**Dataset:**
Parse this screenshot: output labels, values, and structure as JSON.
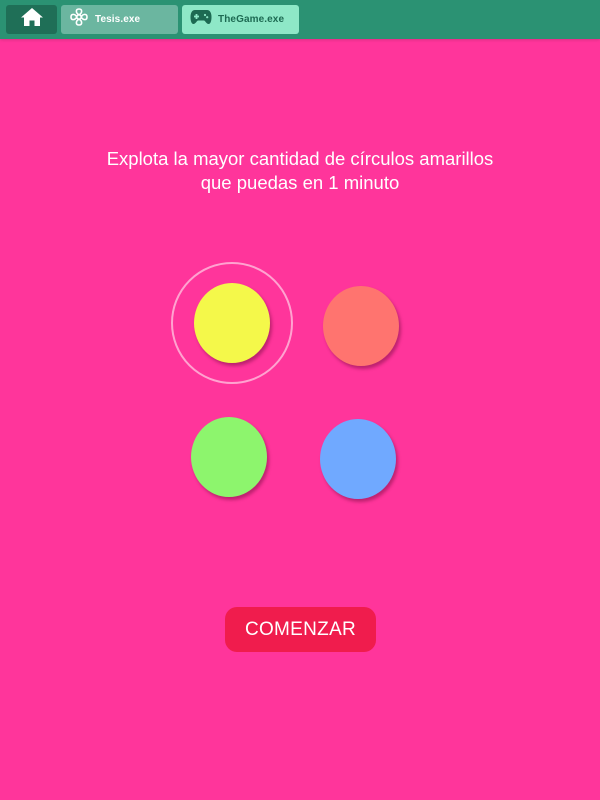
{
  "taskbar": {
    "home": {
      "icon": "home-icon",
      "color": "#1f6f57"
    },
    "tabs": [
      {
        "label": "Tesis.exe",
        "icon": "tesis-app-icon",
        "active": false,
        "color": "#6bb6a0"
      },
      {
        "label": "TheGame.exe",
        "icon": "gamepad-icon",
        "active": true,
        "color": "#8ee8c7"
      }
    ],
    "background": "#2b9273"
  },
  "game": {
    "background": "#ff359b",
    "instructions": "Explota la mayor cantidad de círculos amarillos que puedas en 1 minuto",
    "circles": [
      {
        "color_name": "yellow",
        "color": "#f4f84a",
        "highlighted": true
      },
      {
        "color_name": "coral",
        "color": "#ff746f",
        "highlighted": false
      },
      {
        "color_name": "green",
        "color": "#8df56d",
        "highlighted": false
      },
      {
        "color_name": "blue",
        "color": "#70a9ff",
        "highlighted": false
      }
    ],
    "start_label": "COMENZAR",
    "start_color": "#f01c4d"
  }
}
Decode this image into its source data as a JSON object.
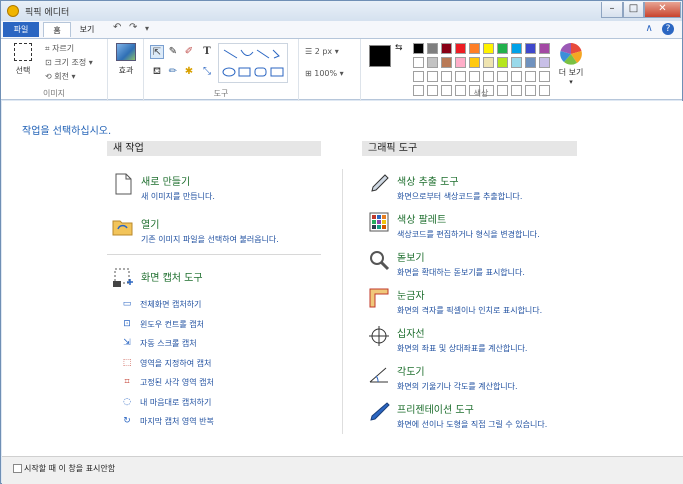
{
  "window": {
    "title": "픽픽 에디터",
    "min": "–",
    "max": "□",
    "close": "✕"
  },
  "menu": {
    "file": "파일",
    "home": "홈",
    "view": "보기",
    "undo": "↶",
    "redo": "↷",
    "qat_more": "▾",
    "help_min": "∧",
    "help": "?"
  },
  "ribbon": {
    "select": {
      "label": "선택",
      "crop": "자르기",
      "resize": "크기 조정",
      "rotate": "회전",
      "group": "이미지"
    },
    "effects": {
      "label": "효과"
    },
    "tools": {
      "group": "도구"
    },
    "size": {
      "value": "2 px",
      "zoom": "100%"
    },
    "color": {
      "more": "더 보기",
      "group": "색상"
    },
    "palette": [
      "#000000",
      "#7f7f7f",
      "#880015",
      "#ed1c24",
      "#ff7f27",
      "#fff200",
      "#22b14c",
      "#00a2e8",
      "#3f48cc",
      "#a349a4",
      "#ffffff",
      "#c3c3c3",
      "#b97a57",
      "#ffaec9",
      "#ffc90e",
      "#efe4b0",
      "#b5e61d",
      "#99d9ea",
      "#7092be",
      "#c8bfe7"
    ]
  },
  "content": {
    "prompt": "작업을 선택하십시오.",
    "new_work": {
      "header": "새 작업",
      "items": [
        {
          "title": "새로 만들기",
          "desc": "새 이미지를 만듭니다."
        },
        {
          "title": "열기",
          "desc": "기존 이미지 파일을 선택하여 불러옵니다."
        },
        {
          "title": "화면 캡처 도구",
          "desc": ""
        }
      ],
      "capture_items": [
        "전체화면 캡처하기",
        "윈도우 컨트롤 캡처",
        "자동 스크롤 캡처",
        "영역을 지정하여 캡처",
        "고정된 사각 영역 캡처",
        "내 마음대로 캡처하기",
        "마지막 캡처 영역 반복"
      ]
    },
    "graphic_tools": {
      "header": "그래픽 도구",
      "items": [
        {
          "title": "색상 추출 도구",
          "desc": "화면으로부터 색상코드를 추출합니다."
        },
        {
          "title": "색상 팔레트",
          "desc": "색상코드를 편집하거나 형식을 변경합니다."
        },
        {
          "title": "돋보기",
          "desc": "화면을 확대하는 돋보기를 표시합니다."
        },
        {
          "title": "눈금자",
          "desc": "화면의 격자를 픽셀이나 인치로 표시합니다."
        },
        {
          "title": "십자선",
          "desc": "화면의 좌표 및 상대좌표를 계산합니다."
        },
        {
          "title": "각도기",
          "desc": "화면의 기울기나 각도를 계산합니다."
        },
        {
          "title": "프리젠테이션 도구",
          "desc": "화면에 선이나 도형을 직접 그릴 수 있습니다."
        }
      ]
    }
  },
  "status": {
    "startup_checkbox": "시작할 때 이 창을 표시안함"
  }
}
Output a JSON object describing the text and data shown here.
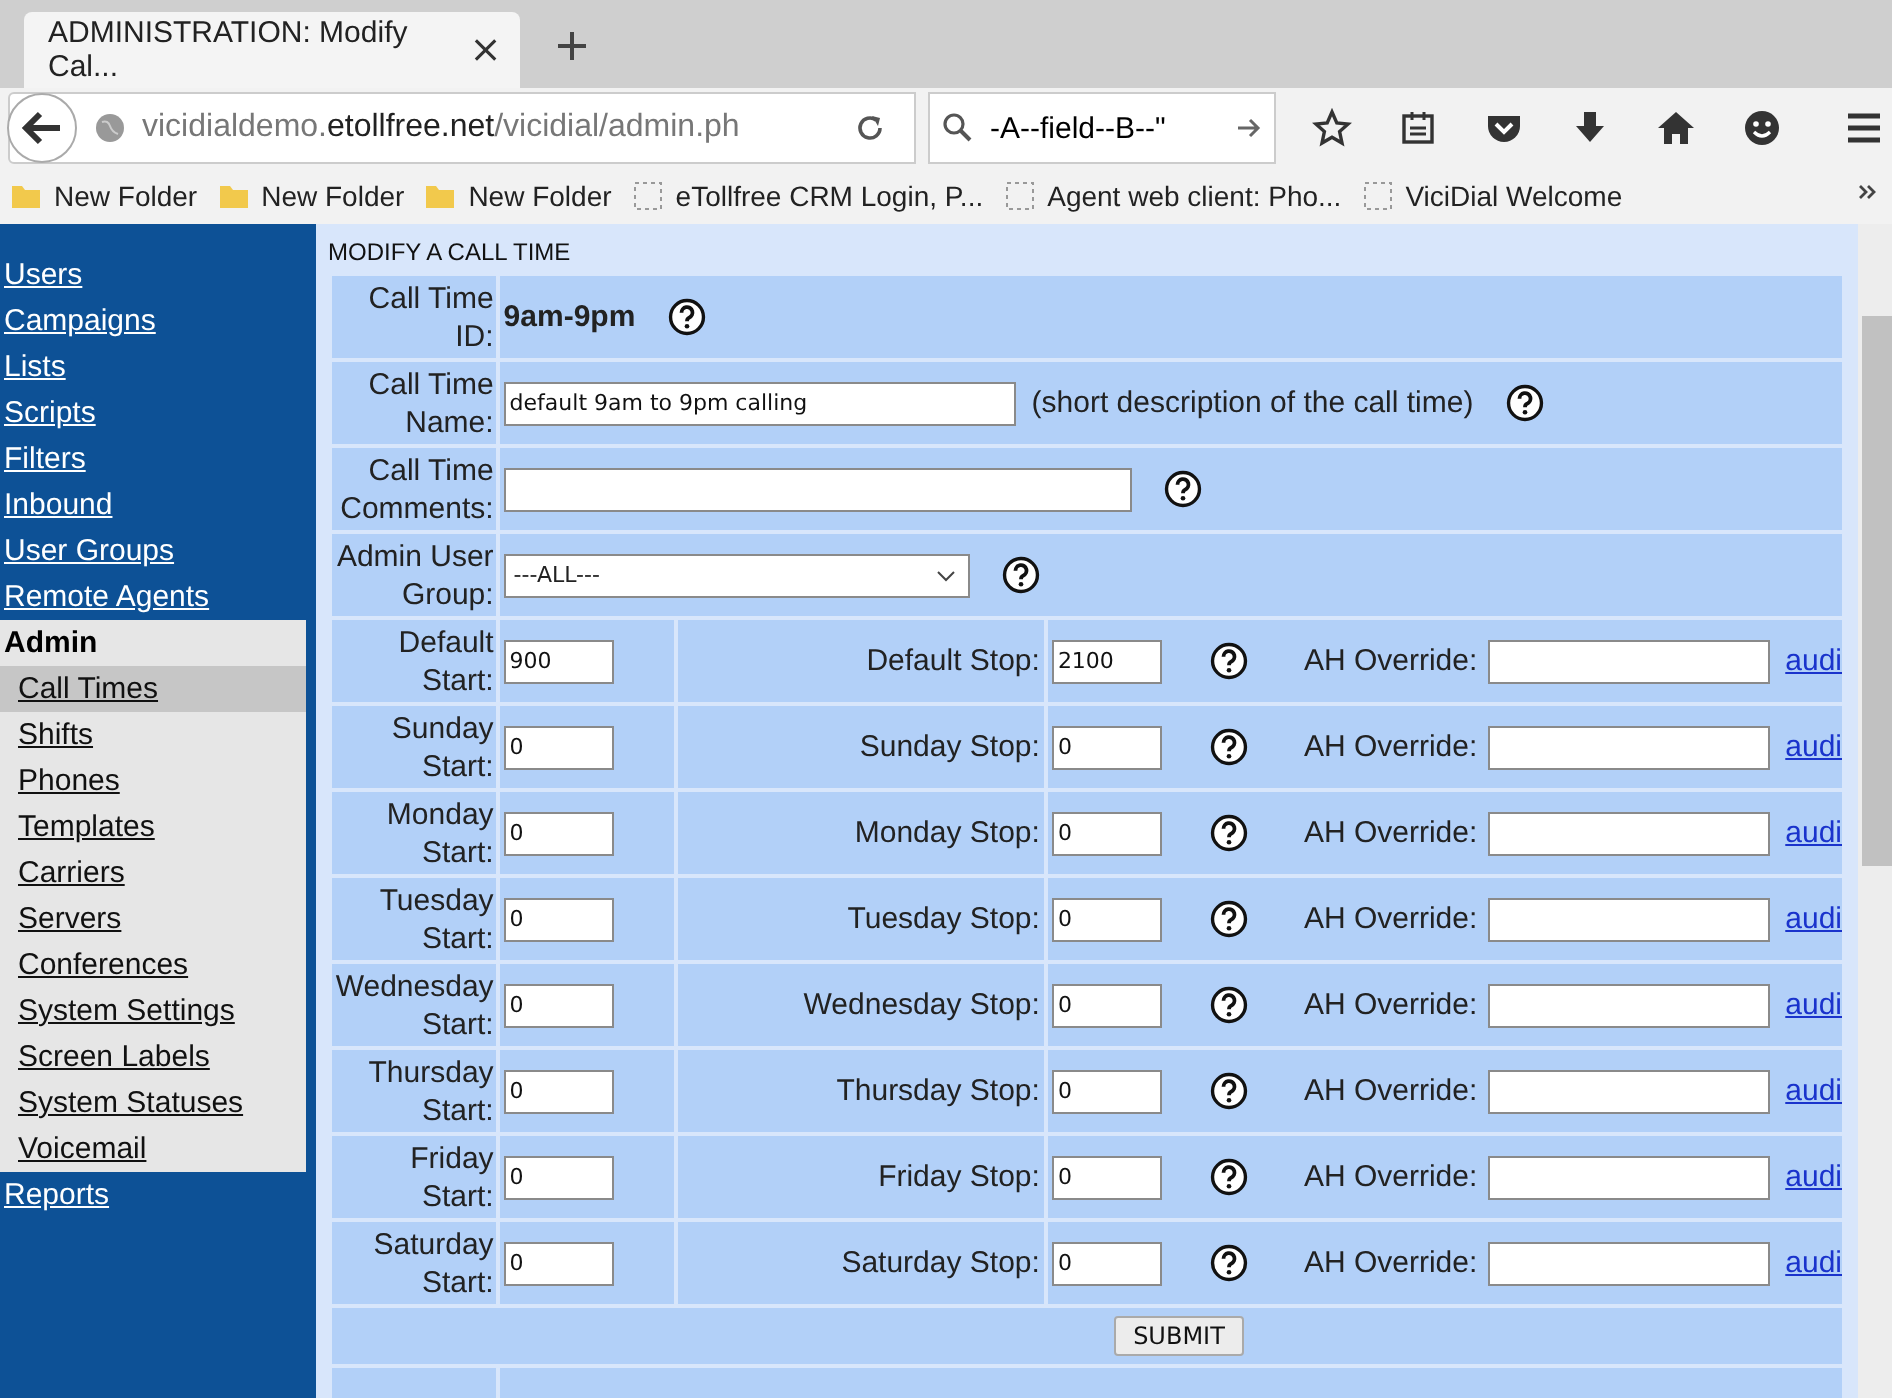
{
  "browser": {
    "tab": {
      "title": "ADMINISTRATION: Modify Cal..."
    },
    "url": {
      "prefix": "vicidialdemo.",
      "domain": "etollfree.net",
      "path": "/vicidial/admin.ph"
    },
    "search": {
      "value": "-A--field--B--\""
    },
    "bookmarks": [
      {
        "kind": "folder",
        "label": "New Folder"
      },
      {
        "kind": "folder",
        "label": "New Folder"
      },
      {
        "kind": "folder",
        "label": "New Folder"
      },
      {
        "kind": "page",
        "label": "eTollfree CRM Login, P..."
      },
      {
        "kind": "page",
        "label": "Agent web client: Pho..."
      },
      {
        "kind": "page",
        "label": "ViciDial Welcome"
      }
    ]
  },
  "sidebar": {
    "items": [
      {
        "label": "Users"
      },
      {
        "label": "Campaigns"
      },
      {
        "label": "Lists"
      },
      {
        "label": "Scripts"
      },
      {
        "label": "Filters"
      },
      {
        "label": "Inbound"
      },
      {
        "label": "User Groups"
      },
      {
        "label": "Remote Agents"
      },
      {
        "label": "Admin",
        "children": [
          {
            "label": "Call Times",
            "selected": true
          },
          {
            "label": "Shifts",
            "selected": false
          },
          {
            "label": "Phones",
            "selected": false
          },
          {
            "label": "Templates",
            "selected": false
          },
          {
            "label": "Carriers",
            "selected": false
          },
          {
            "label": "Servers",
            "selected": false
          },
          {
            "label": "Conferences",
            "selected": false
          },
          {
            "label": "System Settings",
            "selected": false
          },
          {
            "label": "Screen Labels",
            "selected": false
          },
          {
            "label": "System Statuses",
            "selected": false
          },
          {
            "label": "Voicemail",
            "selected": false
          }
        ]
      },
      {
        "label": "Reports"
      }
    ]
  },
  "form": {
    "title": "MODIFY A CALL TIME",
    "fields": [
      {
        "kind": "static",
        "label": "Call Time ID:",
        "value": "9am-9pm"
      },
      {
        "kind": "input",
        "label": "Call Time Name:",
        "value": "default 9am to 9pm calling",
        "note": "(short description of the call time)"
      },
      {
        "kind": "wide",
        "label": "Call Time Comments:"
      },
      {
        "kind": "select",
        "label": "Admin User Group:",
        "value": "---ALL---"
      }
    ],
    "schedule": [
      {
        "start_label": "Default Start:",
        "start": "900",
        "stop_label": "Default Stop:",
        "stop": "2100",
        "override_label": "AH Override:",
        "link": "audi"
      },
      {
        "start_label": "Sunday Start:",
        "start": "0",
        "stop_label": "Sunday Stop:",
        "stop": "0",
        "override_label": "AH Override:",
        "link": "audi"
      },
      {
        "start_label": "Monday Start:",
        "start": "0",
        "stop_label": "Monday Stop:",
        "stop": "0",
        "override_label": "AH Override:",
        "link": "audi"
      },
      {
        "start_label": "Tuesday Start:",
        "start": "0",
        "stop_label": "Tuesday Stop:",
        "stop": "0",
        "override_label": "AH Override:",
        "link": "audi"
      },
      {
        "start_label": "Wednesday Start:",
        "start": "0",
        "stop_label": "Wednesday Stop:",
        "stop": "0",
        "override_label": "AH Override:",
        "link": "audi"
      },
      {
        "start_label": "Thursday Start:",
        "start": "0",
        "stop_label": "Thursday Stop:",
        "stop": "0",
        "override_label": "AH Override:",
        "link": "audi"
      },
      {
        "start_label": "Friday Start:",
        "start": "0",
        "stop_label": "Friday Stop:",
        "stop": "0",
        "override_label": "AH Override:",
        "link": "audi"
      },
      {
        "start_label": "Saturday Start:",
        "start": "0",
        "stop_label": "Saturday Stop:",
        "stop": "0",
        "override_label": "AH Override:",
        "link": "audi"
      }
    ],
    "submit": "SUBMIT"
  }
}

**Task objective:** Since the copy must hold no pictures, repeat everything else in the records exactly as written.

**Expected output:**
Parse this screenshot: output labels, values, and structure as JSON.
{
  "taskbar": {
    "home": {
      "icon": "home-icon",
      "color": "#1f6f57"
    },
    "tabs": [
      {
        "label": "Tesis.exe",
        "icon": "tesis-app-icon",
        "active": false,
        "color": "#6bb6a0"
      },
      {
        "label": "TheGame.exe",
        "icon": "gamepad-icon",
        "active": true,
        "color": "#8ee8c7"
      }
    ],
    "background": "#2b9273"
  },
  "game": {
    "background": "#ff359b",
    "instructions": "Explota la mayor cantidad de círculos amarillos que puedas en 1 minuto",
    "circles": [
      {
        "color_name": "yellow",
        "color": "#f4f84a",
        "highlighted": true
      },
      {
        "color_name": "coral",
        "color": "#ff746f",
        "highlighted": false
      },
      {
        "color_name": "green",
        "color": "#8df56d",
        "highlighted": false
      },
      {
        "color_name": "blue",
        "color": "#70a9ff",
        "highlighted": false
      }
    ],
    "start_label": "COMENZAR",
    "start_color": "#f01c4d"
  }
}
Decode this image into its source data as a JSON object.
{
  "window": {
    "title": "픽픽 에디터",
    "min": "–",
    "max": "□",
    "close": "✕"
  },
  "menu": {
    "file": "파일",
    "home": "홈",
    "view": "보기",
    "undo": "↶",
    "redo": "↷",
    "qat_more": "▾",
    "help_min": "∧",
    "help": "?"
  },
  "ribbon": {
    "select": {
      "label": "선택",
      "crop": "자르기",
      "resize": "크기 조정",
      "rotate": "회전",
      "group": "이미지"
    },
    "effects": {
      "label": "효과"
    },
    "tools": {
      "group": "도구"
    },
    "size": {
      "value": "2 px",
      "zoom": "100%"
    },
    "color": {
      "more": "더 보기",
      "group": "색상"
    },
    "palette": [
      "#000000",
      "#7f7f7f",
      "#880015",
      "#ed1c24",
      "#ff7f27",
      "#fff200",
      "#22b14c",
      "#00a2e8",
      "#3f48cc",
      "#a349a4",
      "#ffffff",
      "#c3c3c3",
      "#b97a57",
      "#ffaec9",
      "#ffc90e",
      "#efe4b0",
      "#b5e61d",
      "#99d9ea",
      "#7092be",
      "#c8bfe7"
    ]
  },
  "content": {
    "prompt": "작업을 선택하십시오.",
    "new_work": {
      "header": "새 작업",
      "items": [
        {
          "title": "새로 만들기",
          "desc": "새 이미지를 만듭니다."
        },
        {
          "title": "열기",
          "desc": "기존 이미지 파일을 선택하여 불러옵니다."
        },
        {
          "title": "화면 캡처 도구",
          "desc": ""
        }
      ],
      "capture_items": [
        "전체화면 캡처하기",
        "윈도우 컨트롤 캡처",
        "자동 스크롤 캡처",
        "영역을 지정하여 캡처",
        "고정된 사각 영역 캡처",
        "내 마음대로 캡처하기",
        "마지막 캡처 영역 반복"
      ]
    },
    "graphic_tools": {
      "header": "그래픽 도구",
      "items": [
        {
          "title": "색상 추출 도구",
          "desc": "화면으로부터 색상코드를 추출합니다."
        },
        {
          "title": "색상 팔레트",
          "desc": "색상코드를 편집하거나 형식을 변경합니다."
        },
        {
          "title": "돋보기",
          "desc": "화면을 확대하는 돋보기를 표시합니다."
        },
        {
          "title": "눈금자",
          "desc": "화면의 격자를 픽셀이나 인치로 표시합니다."
        },
        {
          "title": "십자선",
          "desc": "화면의 좌표 및 상대좌표를 계산합니다."
        },
        {
          "title": "각도기",
          "desc": "화면의 기울기나 각도를 계산합니다."
        },
        {
          "title": "프리젠테이션 도구",
          "desc": "화면에 선이나 도형을 직접 그릴 수 있습니다."
        }
      ]
    }
  },
  "status": {
    "startup_checkbox": "시작할 때 이 창을 표시안함"
  }
}
Output a JSON object describing the text and data shown here.
{
  "browser": {
    "tab": {
      "title": "ADMINISTRATION: Modify Cal..."
    },
    "url": {
      "prefix": "vicidialdemo.",
      "domain": "etollfree.net",
      "path": "/vicidial/admin.ph"
    },
    "search": {
      "value": "-A--field--B--\""
    },
    "bookmarks": [
      {
        "kind": "folder",
        "label": "New Folder"
      },
      {
        "kind": "folder",
        "label": "New Folder"
      },
      {
        "kind": "folder",
        "label": "New Folder"
      },
      {
        "kind": "page",
        "label": "eTollfree CRM Login, P..."
      },
      {
        "kind": "page",
        "label": "Agent web client: Pho..."
      },
      {
        "kind": "page",
        "label": "ViciDial Welcome"
      }
    ]
  },
  "sidebar": {
    "items": [
      {
        "label": "Users"
      },
      {
        "label": "Campaigns"
      },
      {
        "label": "Lists"
      },
      {
        "label": "Scripts"
      },
      {
        "label": "Filters"
      },
      {
        "label": "Inbound"
      },
      {
        "label": "User Groups"
      },
      {
        "label": "Remote Agents"
      },
      {
        "label": "Admin",
        "children": [
          {
            "label": "Call Times",
            "selected": true
          },
          {
            "label": "Shifts",
            "selected": false
          },
          {
            "label": "Phones",
            "selected": false
          },
          {
            "label": "Templates",
            "selected": false
          },
          {
            "label": "Carriers",
            "selected": false
          },
          {
            "label": "Servers",
            "selected": false
          },
          {
            "label": "Conferences",
            "selected": false
          },
          {
            "label": "System Settings",
            "selected": false
          },
          {
            "label": "Screen Labels",
            "selected": false
          },
          {
            "label": "System Statuses",
            "selected": false
          },
          {
            "label": "Voicemail",
            "selected": false
          }
        ]
      },
      {
        "label": "Reports"
      }
    ]
  },
  "form": {
    "title": "MODIFY A CALL TIME",
    "fields": [
      {
        "kind": "static",
        "label": "Call Time ID:",
        "value": "9am-9pm"
      },
      {
        "kind": "input",
        "label": "Call Time Name:",
        "value": "default 9am to 9pm calling",
        "note": "(short description of the call time)"
      },
      {
        "kind": "wide",
        "label": "Call Time Comments:"
      },
      {
        "kind": "select",
        "label": "Admin User Group:",
        "value": "---ALL---"
      }
    ],
    "schedule": [
      {
        "start_label": "Default Start:",
        "start": "900",
        "stop_label": "Default Stop:",
        "stop": "2100",
        "override_label": "AH Override:",
        "link": "audi"
      },
      {
        "start_label": "Sunday Start:",
        "start": "0",
        "stop_label": "Sunday Stop:",
        "stop": "0",
        "override_label": "AH Override:",
        "link": "audi"
      },
      {
        "start_label": "Monday Start:",
        "start": "0",
        "stop_label": "Monday Stop:",
        "stop": "0",
        "override_label": "AH Override:",
        "link": "audi"
      },
      {
        "start_label": "Tuesday Start:",
        "start": "0",
        "stop_label": "Tuesday Stop:",
        "stop": "0",
        "override_label": "AH Override:",
        "link": "audi"
      },
      {
        "start_label": "Wednesday Start:",
        "start": "0",
        "stop_label": "Wednesday Stop:",
        "stop": "0",
        "override_label": "AH Override:",
        "link": "audi"
      },
      {
        "start_label": "Thursday Start:",
        "start": "0",
        "stop_label": "Thursday Stop:",
        "stop": "0",
        "override_label": "AH Override:",
        "link": "audi"
      },
      {
        "start_label": "Friday Start:",
        "start": "0",
        "stop_label": "Friday Stop:",
        "stop": "0",
        "override_label": "AH Override:",
        "link": "audi"
      },
      {
        "start_label": "Saturday Start:",
        "start": "0",
        "stop_label": "Saturday Stop:",
        "stop": "0",
        "override_label": "AH Override:",
        "link": "audi"
      }
    ],
    "submit": "SUBMIT"
  }
}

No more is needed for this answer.